The patient portal is another key tool for engaging patients and ensuring that care is patient-centered. Through secure online portals, you can share test results as soon as they are available, then discuss with your patients via portal message whether or not in-person care is needed. It's easier for patients to access an online portal than it is to try to get someone on the phone. Trauco gives the example that "it's a lot of anxiety if someone is worried their glucose is elevated. But for peace of mind, they can see those results within 24 hours in online portals." Point-of-care lab testing can also minimize that anxious wait time for results.

Online patient portals can also be useful for patients to contact the clinic for non-emergency questions and concerns. Your care team, including nurses, can be positioned to address these and work to coordinate the care patients need.4

Provide care, perform exams and stay connected to your patients when you can't be face-to-face, with telehealth and virtual care.

5 | Use media to educate 

Being in tune with the changes brought about by COVID-19 and what's important for your patient population is helpful when you need to re-engage those who have been avoiding medical care. Dr. Johnston's clinic uses Facebook Live for patients to send in their questions in advance and holds question and answer sessions.
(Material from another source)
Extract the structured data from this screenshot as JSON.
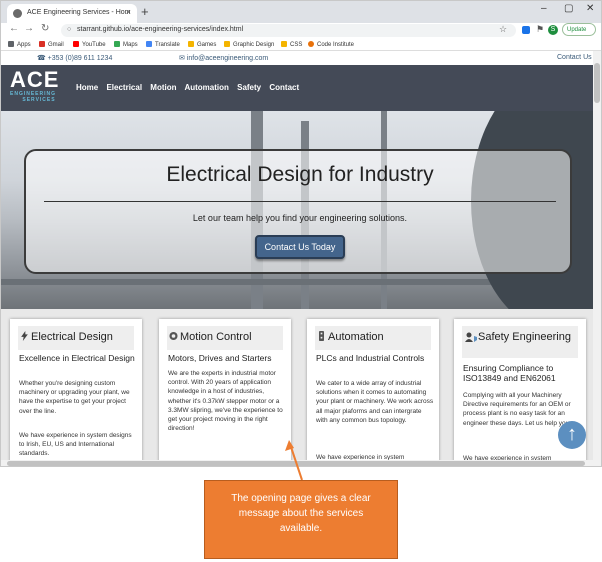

"Right now, we're in this day and age where there's so much information, it gets overwhelming as to what you listen to and what you don't," says Dr. Johnston. "It's nice to have bite-sized information coming at you from somebody that you know and trust."

Along with podcasts and social media pages, local television can reach audiences of a wide variety of generations and demographics. Morning news segments are a great opportunity.

You don't need to spend money on a coach to go on TV, Trauco urges, you just need to know who to talk to and have some creativity. Trauco recommends sharing a one-page document with bullet points on the topic you'd like to discuss. For example, cancer screenings and children's health can be topics of importance for many people. Being able to link your topic to a celebrity or news topic such as Breast Cancer Awareness Month is helpful and more likely to catch the attention of newsrooms.

The COVID-19 pandemic has pushed providers to be creative in their patient engagement best practices. But, Trauco notes that in the end, "genuine care and compassion will bring patients back via telemedicine or in-person office visits."

This has the potential not only to help support the growth of your practice, but to establish and strengthen your rapport with your patients.


© 2021 McKesson Medical-Surgical Inc.